Brexit, with its obstacles to the continental workforce and the rising cost of imports due to the fall of the pound, had already alarmed the restaurant sector, for years one of the best standards of London cosmopolitanism. The COVID-19 now threatens to give the lace to many restaurants. But some streets have been turned into a pedestrian zone and where there used to be cars, there are now chairs and tables with customers ready to eat and drink outdoors, without the fear of the virus that closed premises produce.
The same is not the case in the City, which is today a ghost town. The streets are almost deserted, the shops are closed, the few open supermarkets and snack shops are almost empty. People are afraid to use public transport and prefer to continue working from home. “If someone had asked me six months ago what is the most resistant area in the UK, I would have answered central London,” says Rogers.
“But due to restrictions due to social distancing, people’s reluctance to mingle, limitations on public transportation, and the ease with which many workers have been able to adapt to teleworking, all of this has ended up causing the pandemic to have it affected central London particularly hard”, he admits.
But some believe that this is temporary and dismiss the idea that the centre is going to become a graveyard of empty offices and houses. “There is a huge amount of global money that wants to buy property in London. That is the best example of why the city is going to maintain its strength and its status as a global capital, ”says Aidan Meynell, co-head of Central London Real Estate Markets at BNP Paribas.

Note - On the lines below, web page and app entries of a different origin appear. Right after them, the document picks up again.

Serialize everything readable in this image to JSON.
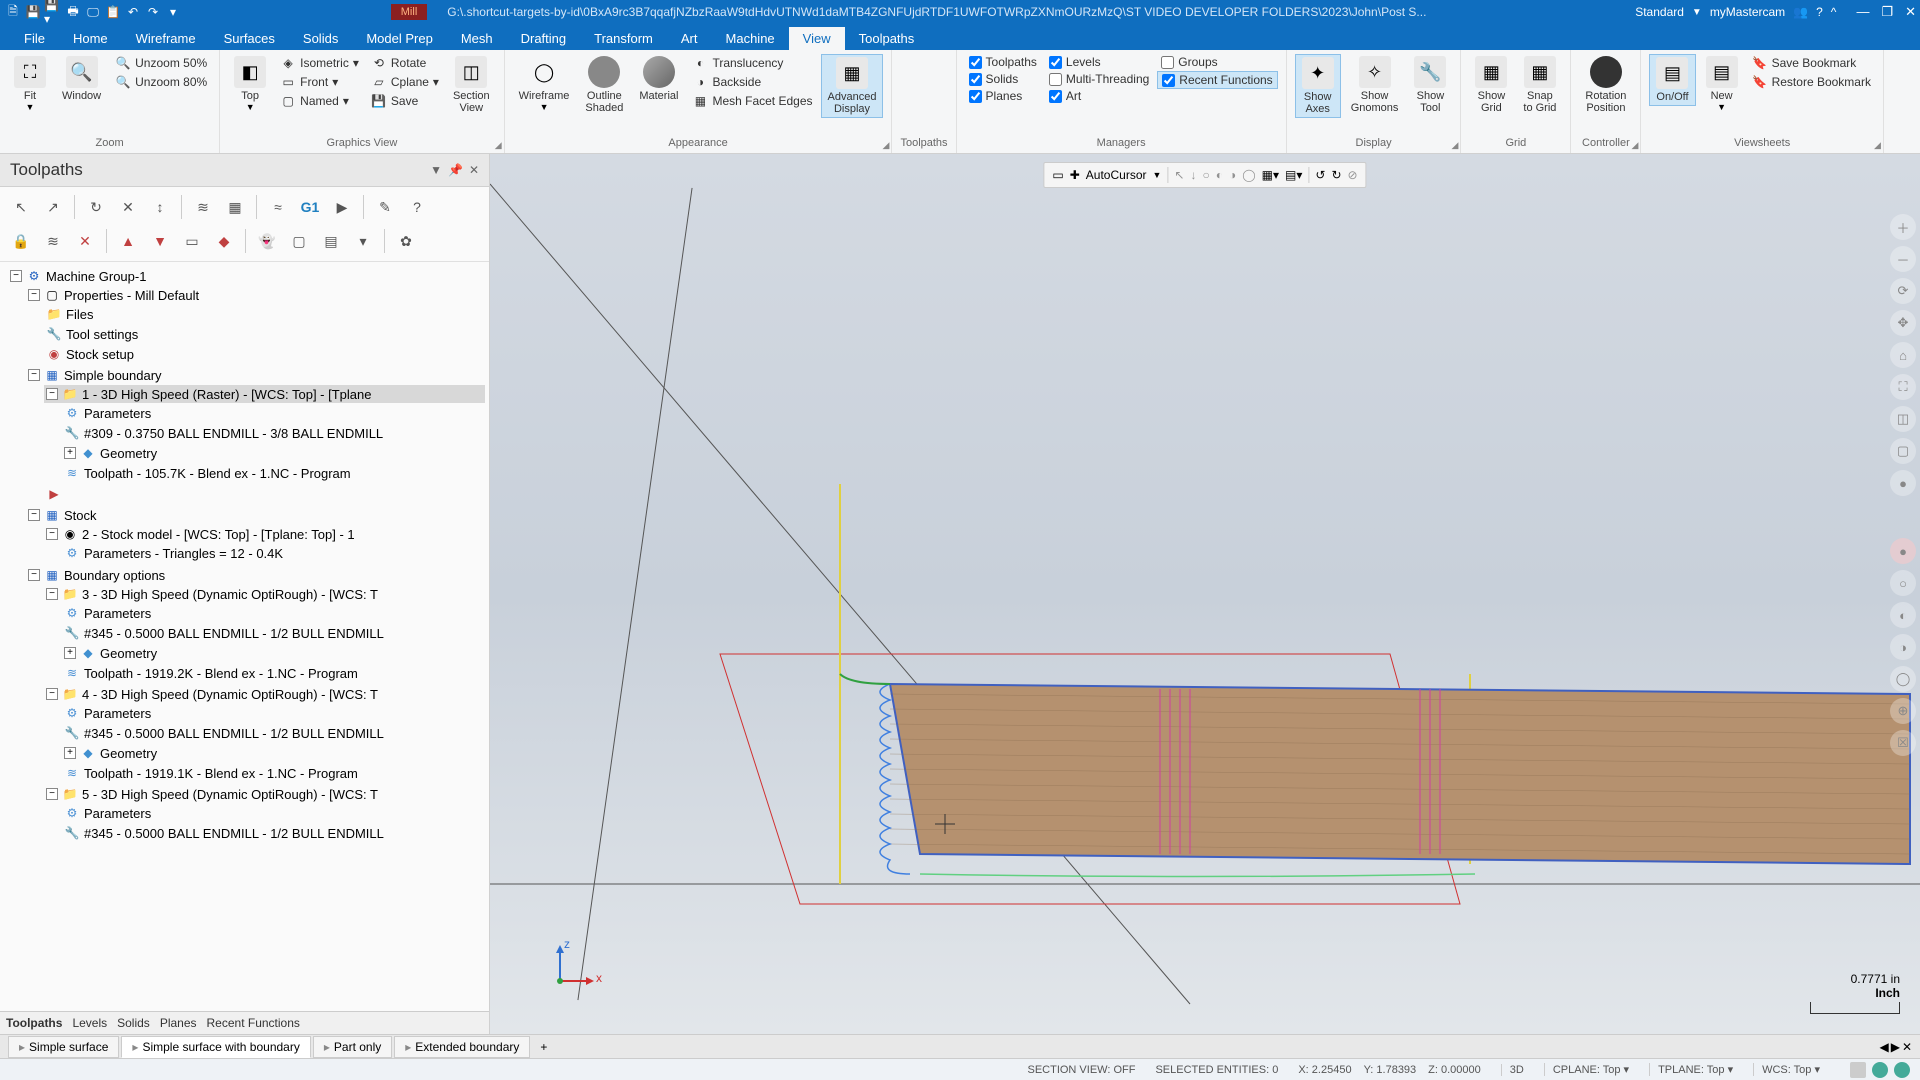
{
  "title": {
    "mode": "Mill",
    "path": "G:\\.shortcut-targets-by-id\\0BxA9rc3B7qqafjNZbzRaaW9tdHdvUTNWd1daMTB4ZGNFUjdRTDF1UWFOTWRpZXNmOURzMzQ\\ST VIDEO DEVELOPER FOLDERS\\2023\\John\\Post S..."
  },
  "qat_icons": [
    "new",
    "save",
    "save-as",
    "print",
    "print-preview",
    "paste",
    "undo",
    "redo",
    "customize"
  ],
  "titlebar_right": {
    "standard": "Standard",
    "mymc": "myMastercam"
  },
  "ribbon_tabs": [
    "File",
    "Home",
    "Wireframe",
    "Surfaces",
    "Solids",
    "Model Prep",
    "Mesh",
    "Drafting",
    "Transform",
    "Art",
    "Machine",
    "View",
    "Toolpaths"
  ],
  "active_ribbon_tab": "View",
  "ribbon": {
    "zoom": {
      "label": "Zoom",
      "fit": "Fit",
      "window": "Window",
      "unzoom50": "Unzoom 50%",
      "unzoom80": "Unzoom 80%"
    },
    "graphics": {
      "label": "Graphics View",
      "top": "Top",
      "iso": "Isometric",
      "front": "Front",
      "named": "Named",
      "rotate": "Rotate",
      "cplane": "Cplane",
      "save": "Save",
      "section": "Section\nView"
    },
    "appearance": {
      "label": "Appearance",
      "wireframe": "Wireframe",
      "outline": "Outline\nShaded",
      "material": "Material",
      "translucency": "Translucency",
      "backside": "Backside",
      "meshfacet": "Mesh Facet Edges",
      "advanced": "Advanced\nDisplay"
    },
    "toolpaths": {
      "label": "Toolpaths"
    },
    "managers": {
      "label": "Managers",
      "toolpaths": "Toolpaths",
      "solids": "Solids",
      "planes": "Planes",
      "levels": "Levels",
      "multi": "Multi-Threading",
      "art": "Art",
      "groups": "Groups",
      "recent": "Recent Functions"
    },
    "display": {
      "label": "Display",
      "showaxes": "Show\nAxes",
      "showgnomons": "Show\nGnomons",
      "showtool": "Show\nTool"
    },
    "grid": {
      "label": "Grid",
      "showgrid": "Show\nGrid",
      "snap": "Snap\nto Grid"
    },
    "controller": {
      "label": "Controller",
      "rotpos": "Rotation\nPosition"
    },
    "viewsheets": {
      "label": "Viewsheets",
      "onoff": "On/Off",
      "new": "New",
      "savebm": "Save Bookmark",
      "restorebm": "Restore Bookmark"
    }
  },
  "panel": {
    "title": "Toolpaths",
    "bottom_tabs": [
      "Toolpaths",
      "Levels",
      "Solids",
      "Planes",
      "Recent Functions"
    ],
    "active_bottom_tab": "Toolpaths"
  },
  "tree": {
    "machine_group": "Machine Group-1",
    "properties": "Properties - Mill Default",
    "files": "Files",
    "tool_settings": "Tool settings",
    "stock_setup": "Stock setup",
    "g1": "Simple boundary",
    "op1": "1 - 3D High Speed (Raster) - [WCS: Top] - [Tplane",
    "params": "Parameters",
    "tool309": "#309 - 0.3750 BALL ENDMILL - 3/8 BALL ENDMILL",
    "geometry": "Geometry",
    "tp1": "Toolpath - 105.7K - Blend ex - 1.NC - Program",
    "g2": "Stock",
    "op2": "2 - Stock model - [WCS: Top] - [Tplane: Top] - 1",
    "params2": "Parameters - Triangles =  12 - 0.4K",
    "g3": "Boundary options",
    "op3": "3 - 3D High Speed (Dynamic OptiRough) - [WCS: T",
    "tool345": "#345 - 0.5000 BALL ENDMILL - 1/2 BULL ENDMILL",
    "tp3": "Toolpath - 1919.2K - Blend ex - 1.NC - Program",
    "op4": "4 - 3D High Speed (Dynamic OptiRough) - [WCS: T",
    "tp4": "Toolpath - 1919.1K - Blend ex - 1.NC - Program",
    "op5": "5 - 3D High Speed (Dynamic OptiRough) - [WCS: T"
  },
  "viewport": {
    "autocursor": "AutoCursor",
    "scale_value": "0.7771 in",
    "scale_unit": "Inch",
    "gnomon_z": "z",
    "gnomon_x": "x"
  },
  "doc_tabs": [
    "Simple surface",
    "Simple surface with boundary",
    "Part only",
    "Extended boundary"
  ],
  "active_doc_tab": "Simple surface with boundary",
  "status": {
    "section": "SECTION VIEW: OFF",
    "selected": "SELECTED ENTITIES: 0",
    "x": "X: 2.25450",
    "y": "Y: 1.78393",
    "z": "Z: 0.00000",
    "mode3d": "3D",
    "cplane": "CPLANE: Top",
    "tplane": "TPLANE: Top",
    "wcs": "WCS: Top"
  }
}
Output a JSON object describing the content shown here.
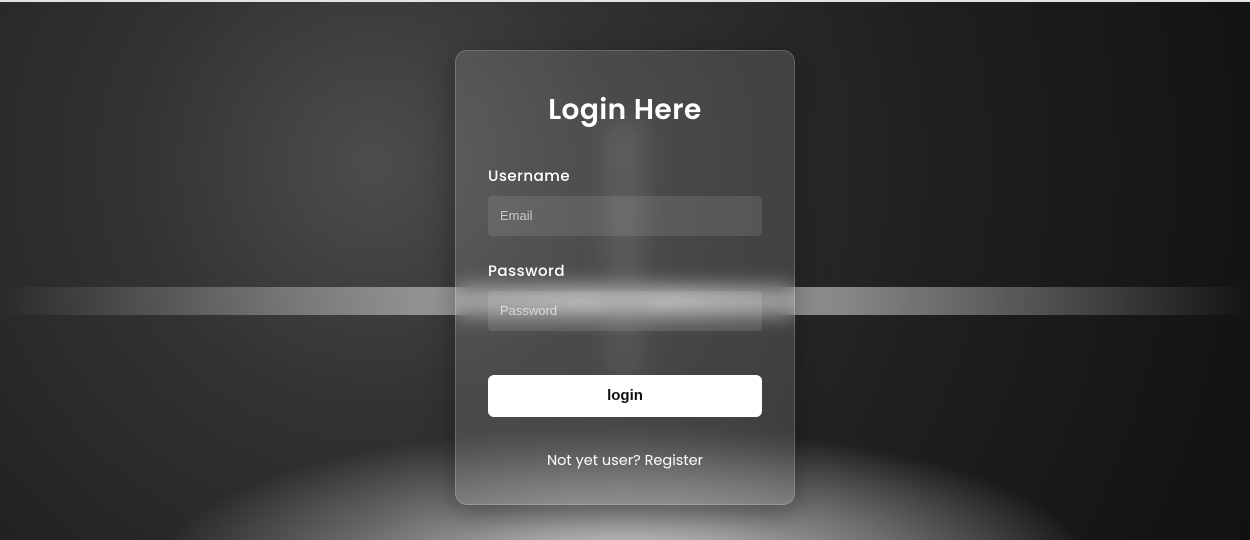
{
  "login": {
    "title": "Login Here",
    "username": {
      "label": "Username",
      "placeholder": "Email",
      "value": ""
    },
    "password": {
      "label": "Password",
      "placeholder": "Password",
      "value": ""
    },
    "submit_label": "login",
    "register": {
      "prompt": "Not yet user? ",
      "link_label": "Register"
    }
  }
}
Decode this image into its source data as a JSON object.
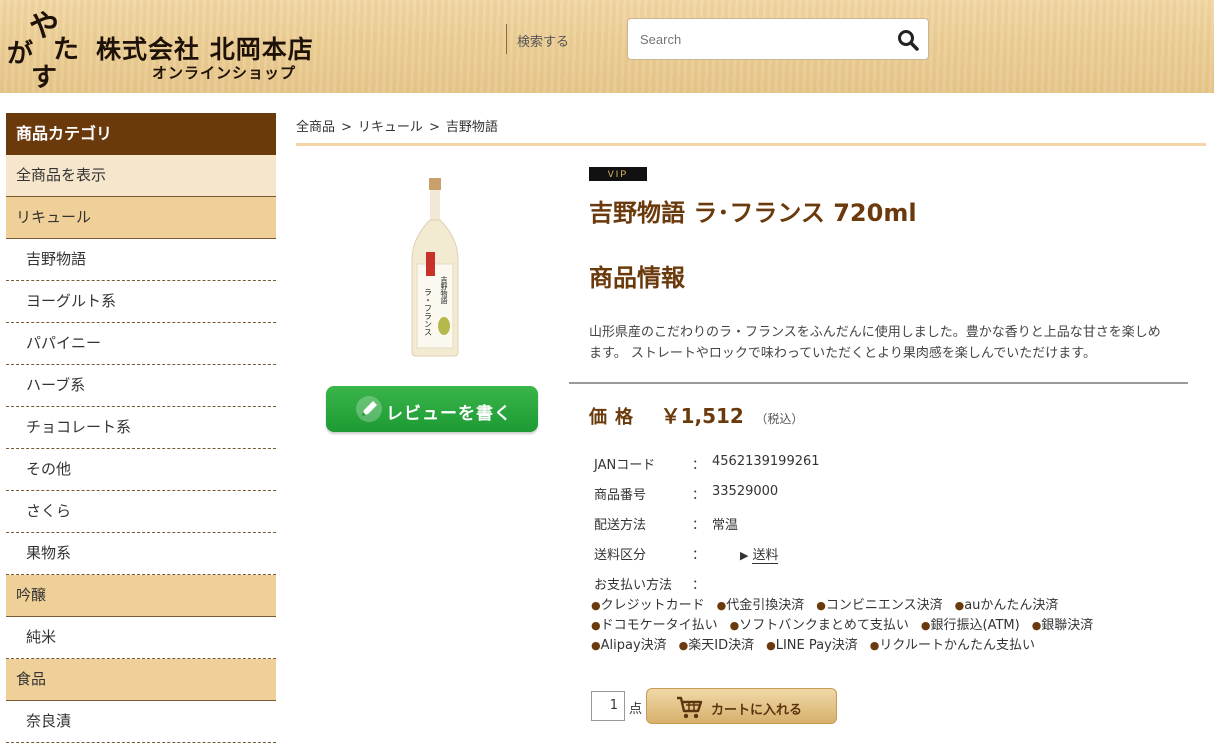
{
  "header": {
    "logo_text": "やがたす",
    "company_name": "株式会社 北岡本店",
    "company_sub": "オンラインショップ",
    "search_label": "検索する",
    "search_placeholder": "Search"
  },
  "sidebar": {
    "title": "商品カテゴリ",
    "items": [
      {
        "label": "全商品を表示",
        "type": "top"
      },
      {
        "label": "リキュール",
        "type": "cat"
      },
      {
        "label": "吉野物語",
        "type": "sub"
      },
      {
        "label": "ヨーグルト系",
        "type": "sub"
      },
      {
        "label": "パパイニー",
        "type": "sub"
      },
      {
        "label": "ハーブ系",
        "type": "sub"
      },
      {
        "label": "チョコレート系",
        "type": "sub"
      },
      {
        "label": "その他",
        "type": "sub"
      },
      {
        "label": "さくら",
        "type": "sub"
      },
      {
        "label": "果物系",
        "type": "sub"
      },
      {
        "label": "吟醸",
        "type": "cat"
      },
      {
        "label": "純米",
        "type": "sub"
      },
      {
        "label": "食品",
        "type": "cat"
      },
      {
        "label": "奈良漬",
        "type": "sub"
      }
    ]
  },
  "breadcrumb": [
    "全商品",
    "リキュール",
    "吉野物語"
  ],
  "breadcrumb_sep": ">",
  "product": {
    "badge": "VIP",
    "title": "吉野物語 ラ･フランス 720ml",
    "section_title": "商品情報",
    "description": "山形県産のこだわりのラ・フランスをふんだんに使用しました。豊かな香りと上品な甘さを楽しめます。 ストレートやロックで味わっていただくとより果肉感を楽しんでいただけます。",
    "review_button": "レビューを書く",
    "bottle_label": "ラ・フランス",
    "price_label": "価格",
    "price": "￥1,512",
    "price_tax": "（税込）",
    "specs": [
      {
        "key": "JANコード",
        "sep": "：",
        "value": "4562139199261"
      },
      {
        "key": "商品番号",
        "sep": "：",
        "value": "33529000"
      },
      {
        "key": "配送方法",
        "sep": "：",
        "value": "常温"
      },
      {
        "key": "送料区分",
        "sep": "：",
        "value": "送料"
      },
      {
        "key": "お支払い方法",
        "sep": "："
      }
    ],
    "payment_bullet": "●",
    "payments": [
      [
        "クレジットカード",
        "代金引換決済",
        "コンビニエンス決済",
        "auかんたん決済"
      ],
      [
        "ドコモケータイ払い",
        "ソフトバンクまとめて支払い",
        "銀行振込(ATM)",
        "銀聯決済"
      ],
      [
        "Alipay決済",
        "楽天ID決済",
        "LINE Pay決済",
        "リクルートかんたん支払い"
      ]
    ],
    "quantity": "1",
    "quantity_unit": "点",
    "cart_button": "カートに入れる"
  },
  "colors": {
    "brand_brown": "#6b3a0c",
    "header_wood": "#eccf97",
    "category_bg": "#f0d099",
    "review_green": "#1e9a34"
  },
  "icons": [
    "search-icon",
    "pen-icon",
    "cart-icon",
    "triangle-right-icon"
  ]
}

Meynell emphasizes the nervousness of the market, which is reflected in the commitment to Treasury issues (safe, but hardly profitable), the fall of the dollar (doubts about the evolution of the pandemic in the US) and the rise in gold ( refuge). “Investors are playing it safe.
They want defensive investment opportunities in times of uncertainty. And I think London real estate represents exactly that. It is a global city; It is the financial capital of Europe, it continues to be so; it is probably the world’s leading city in technology and innovation; and it has a very transparent legal system, as well as the fiscal and political systems. In other words, it is a very stable place ”.
But experts predict a 4% drop in the price of office rentals in the next few months in the city. “I probably agree with that, but there is no evidence to support it,” Meynell says. “London continues to have a very restricted offer, of only 6% including all kinds of stocks, both new and second-hand spaces. The supply is stopped for the moment due to the COVID-19, and what it does is maintain the levels of the rent”, he says.
“Ultimately, there is a contradiction in the market: there is a belief that there is going to be a change in rent, but there is no data to support it,” says Meynell. Worse can go to outdated offices, although that may attract investors willing to buy them to modernize them. “The world of property is based precisely on recycling stocks,” he emphasises.
And how is the north of England recycled? That area, the traditionally Labour red wall, was a decisive contributor to the Conservatives’ electoral victory last December and Boris Johnson wants to keep those votes with his levelling-up promises to match London at the top. “It is not a problem that is going to be solved because the government says it is going to put more money on transportation in the north.
It will only be resolved if there are good jobs for people in Manchester, in Rochdale, half an hour from home, with good public services in the area. It’s a slow process”, warns Simon Jeffrey. “I am very concerned about levelling-up and do not understand why Johnson, who enjoyed being mayor of London, has taken that position”, laments Ben Rogers.